It won't be a problem with the machine. Its always possible that they will twist.
Who here has experience with fashioning a compound Radius? LMII won't do them...should I stick with the 16"? I do like a compound...just not sure about a 7 string.
Also, for the truss rod access cavity...what bit size would you route that with?
i order my FB blanks from LMII i recently stopped getting them pre radiused because it just wasnt worth the money. you end up doing a fair bit more after you get them anyways. I just tell them to give me a normal slotted board with deep slots. Also be descriptive, they are extremely good at choosing out particular boards based on your description.
I had a wonderful experience with LMI. I got a FB pre slotted, no radius. I don't like clamping a FB to a neck if there's a radius, due to needing some kind of caul to get even pressure. If you have a radius beam it's no issue, but I don't.
This type of sanding jig looks very effective and is capable of doing compound radius designs.
Grizzly Guitar Fretboard Radiusing Sander
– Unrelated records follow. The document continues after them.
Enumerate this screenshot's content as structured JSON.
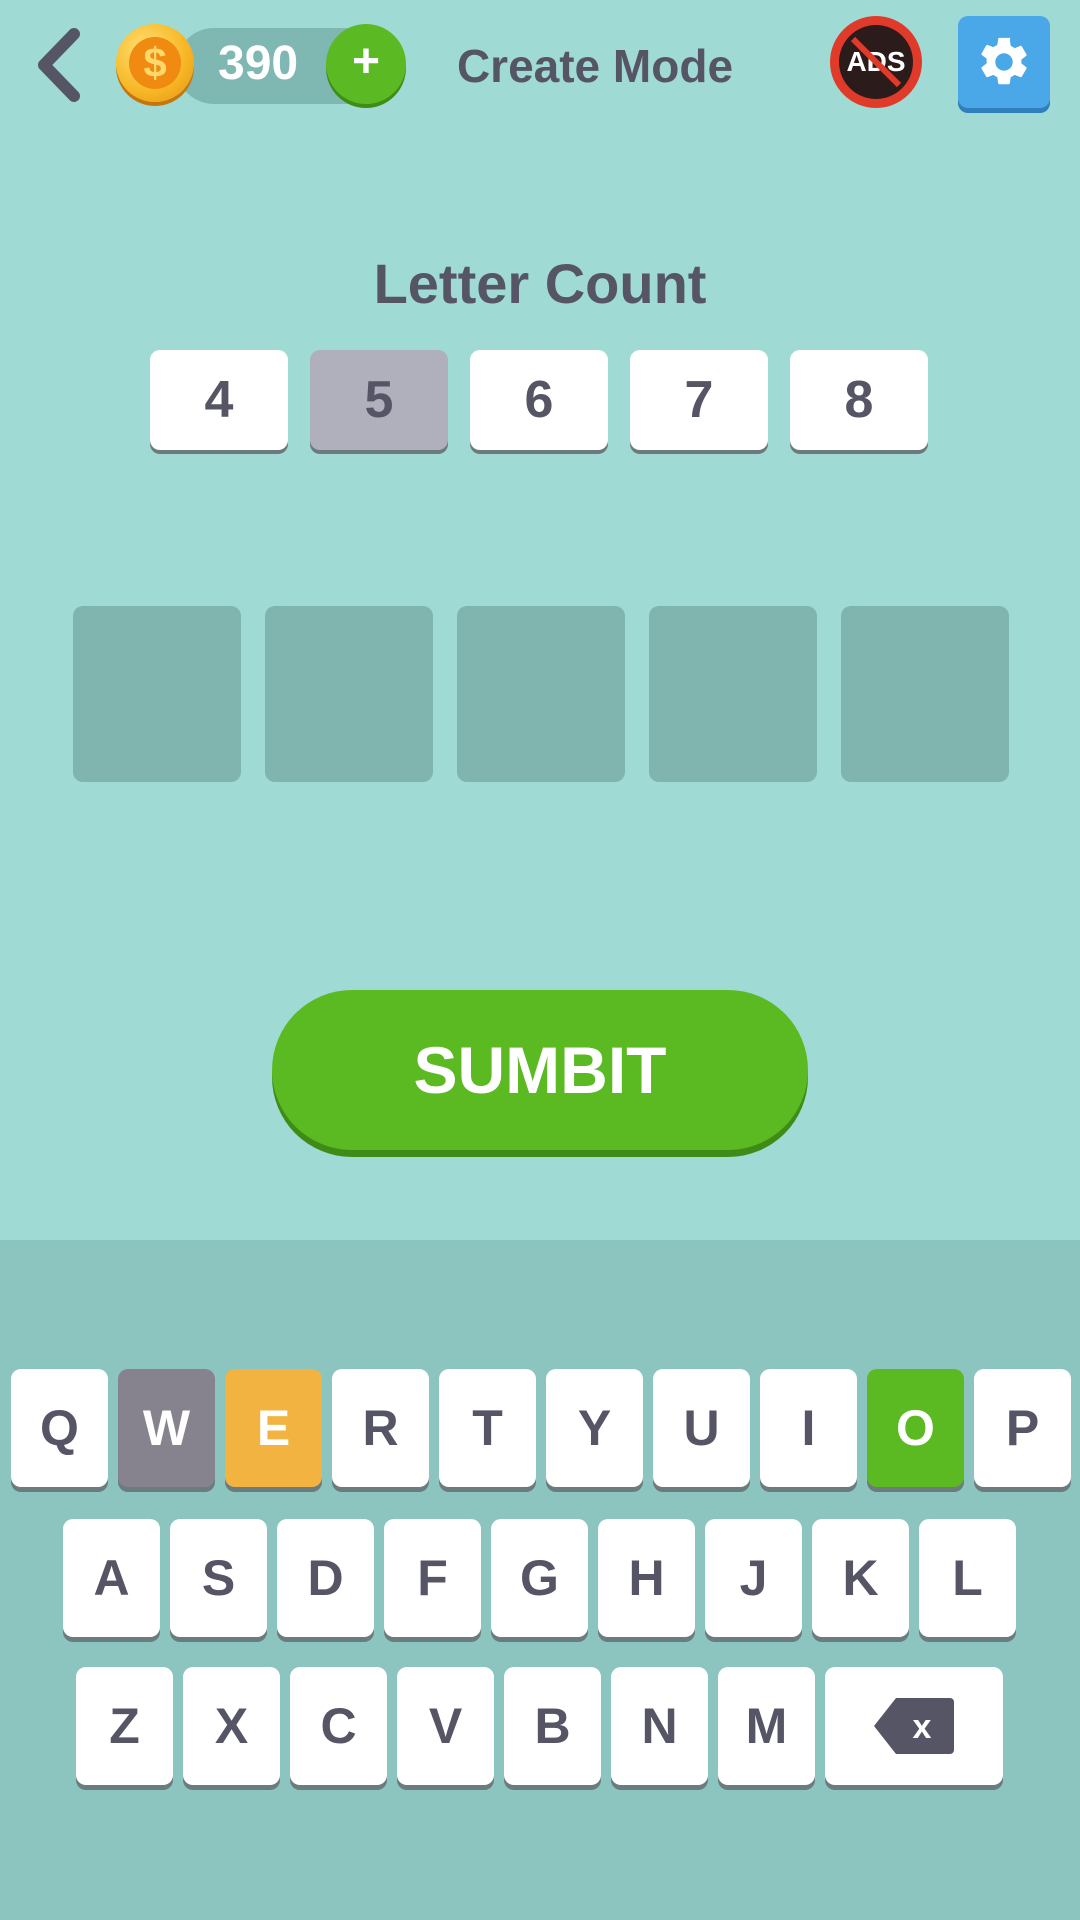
{
  "header": {
    "title": "Create Mode",
    "coins": "390",
    "add_coins_label": "+",
    "ads_label": "ADS",
    "coin_symbol": "$",
    "back_icon": "chevron-left-icon",
    "settings_icon": "gear-icon"
  },
  "letter_count": {
    "label": "Letter Count",
    "options": [
      "4",
      "5",
      "6",
      "7",
      "8"
    ],
    "selected": "5"
  },
  "word_slots": {
    "count": 5,
    "letters": [
      "",
      "",
      "",
      "",
      ""
    ]
  },
  "submit": {
    "label": "SUMBIT"
  },
  "keyboard": {
    "row1": [
      "Q",
      "W",
      "E",
      "R",
      "T",
      "Y",
      "U",
      "I",
      "O",
      "P"
    ],
    "row2": [
      "A",
      "S",
      "D",
      "F",
      "G",
      "H",
      "J",
      "K",
      "L"
    ],
    "row3": [
      "Z",
      "X",
      "C",
      "V",
      "B",
      "N",
      "M"
    ],
    "delete_icon": "backspace-icon",
    "delete_label": "x",
    "key_states": {
      "W": "absent",
      "E": "present",
      "O": "correct"
    }
  },
  "colors": {
    "background": "#9fdbd4",
    "keyboard_bg": "#8cc5bf",
    "slot": "#80b4af",
    "green": "#5bb922",
    "yellow": "#f2b340",
    "gray": "#86838f",
    "text": "#555566",
    "settings_blue": "#4aa7e8",
    "ads_red": "#e03a2a"
  }
}
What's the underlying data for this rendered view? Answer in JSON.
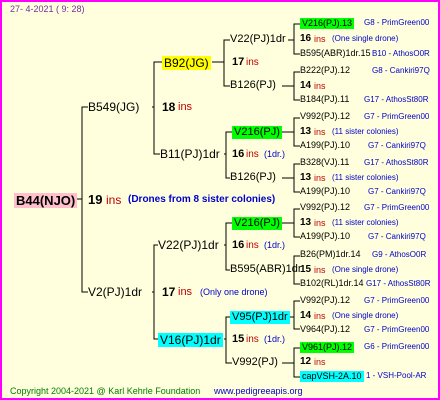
{
  "header": {
    "date": "27-  4-2021  (  9:  28)"
  },
  "footer": {
    "copyright": "Copyright 2004-2021 @ Karl Kehrle Foundation",
    "website": "www.pedigreeapis.org"
  },
  "colors": {
    "border": "#ff00ff",
    "background": "#ffffdd",
    "highlight_green": "#00ff00",
    "highlight_yellow": "#ffff00",
    "highlight_cyan": "#00ffff",
    "root_box": "#ffc0cb"
  },
  "root": {
    "id": "B44(NJO)",
    "ins": "19",
    "ins_label": "ins",
    "note": "(Drones from 8 sister colonies)"
  },
  "gen1": [
    {
      "id": "B549(JG)",
      "ins": "18",
      "ins_label": "ins"
    },
    {
      "id": "V2(PJ)1dr",
      "ins": "17",
      "ins_label": "ins",
      "note": "(Only one drone)"
    }
  ],
  "gen2": [
    {
      "id": "B92(JG)",
      "ins": "17",
      "ins_label": "ins"
    },
    {
      "id": "B11(PJ)1dr",
      "ins": "16",
      "ins_label": "ins",
      "note": "(1dr.)"
    },
    {
      "id": "V22(PJ)1dr",
      "ins": "16",
      "ins_label": "ins",
      "note": "(1dr.)"
    },
    {
      "id": "V16(PJ)1dr",
      "ins": "15",
      "ins_label": "ins",
      "note": "(1dr.)"
    }
  ],
  "gen3": [
    {
      "id": "V22(PJ)1dr",
      "ins": "17",
      "ins_label": "ins"
    },
    {
      "id": "B126(PJ)",
      "ins": "",
      "ins_label": ""
    },
    {
      "id": "V216(PJ)",
      "ins": "16",
      "ins_label": "ins",
      "note": "(1dr.)"
    },
    {
      "id": "B126(PJ)",
      "ins": "",
      "ins_label": ""
    },
    {
      "id": "V216(PJ)",
      "ins": "16",
      "ins_label": "ins",
      "note": "(1dr.)"
    },
    {
      "id": "B595(ABR)1dr",
      "ins": "",
      "ins_label": ""
    },
    {
      "id": "V95(PJ)1dr",
      "ins": "15",
      "ins_label": "ins",
      "note": "(1dr.)"
    },
    {
      "id": "V992(PJ)",
      "ins": "",
      "ins_label": ""
    }
  ],
  "gen4": [
    {
      "id": "V216(PJ).13",
      "line": "G8 - PrimGreen00"
    },
    {
      "ins": "16",
      "ins_label": "ins",
      "note": "(One single drone)"
    },
    {
      "id": "B595(ABR)1dr.15",
      "line": "B10 - AthosO0R"
    },
    {
      "id": "B222(PJ).12",
      "line": "G8 - Cankiri97Q"
    },
    {
      "ins": "14",
      "ins_label": "ins"
    },
    {
      "id": "B184(PJ).11",
      "line": "G17 - AthosSt80R"
    },
    {
      "id": "V992(PJ).12",
      "line": "G7 - PrimGreen00"
    },
    {
      "ins": "13",
      "ins_label": "ins",
      "note": "(11 sister colonies)"
    },
    {
      "id": "A199(PJ).10",
      "line": "G7 - Cankiri97Q"
    },
    {
      "id": "B328(VJ).11",
      "line": "G17 - AthosSt80R"
    },
    {
      "ins": "13",
      "ins_label": "ins",
      "note": "(11 sister colonies)"
    },
    {
      "id": "A199(PJ).10",
      "line": "G7 - Cankiri97Q"
    },
    {
      "id": "V992(PJ).12",
      "line": "G7 - PrimGreen00"
    },
    {
      "ins": "13",
      "ins_label": "ins",
      "note": "(11 sister colonies)"
    },
    {
      "id": "A199(PJ).10",
      "line": "G7 - Cankiri97Q"
    },
    {
      "id": "B26(PM)1dr.14",
      "line": "G9 - AthosO0R"
    },
    {
      "ins": "15",
      "ins_label": "ins",
      "note": "(One single drone)"
    },
    {
      "id": "B102(RL)1dr.14",
      "line": "G17 - AthosSt80R"
    },
    {
      "id": "V992(PJ).12",
      "line": "G7 - PrimGreen00"
    },
    {
      "ins": "14",
      "ins_label": "ins",
      "note": "(One single drone)"
    },
    {
      "id": "V964(PJ).12",
      "line": "G7 - PrimGreen00"
    },
    {
      "id": "V961(PJ).12",
      "line": "G6 - PrimGreen00"
    },
    {
      "ins": "12",
      "ins_label": "ins"
    },
    {
      "id": "capVSH-2A.10",
      "line": "1 - VSH-Pool-AR"
    }
  ]
}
I purchased a compound radius FB from here:http://www.birkonium.com/product/custom-faux-bound-fretboard-machining/ I got an ebony one without the faux binding (fret slots all the way the the edge)
The slots are clean, precise and the board itself seems to be good quality.
I had considered the clamping issue as Renkenstein mentioned and hope to get around this with these: STEWMAC.COM - Fingerboard Band Clamp
Although, I haven't put this together as of yet. I hope to as soon as I can get better acquainted with the new hand plane.
In my opinion you don't need a special clamping caul for radiused boards. I'm using a pair of metal bars which provide even pressure and never had an issue with it.
In regard to using carbon fiber rods on a 6 : Multi-laminate necks are stiff enough that the trussrod has a hard time turning that thing in case of backbow/frontbow. I believe it still needs to be a bit flexible just because of that, so there's no need to overdo it
That is a brilliant method and one I'd employ if I had to glue a radiused board.
It's basically how I tackled it. I just used short pieces of wood under each one instead of a long running pair, though.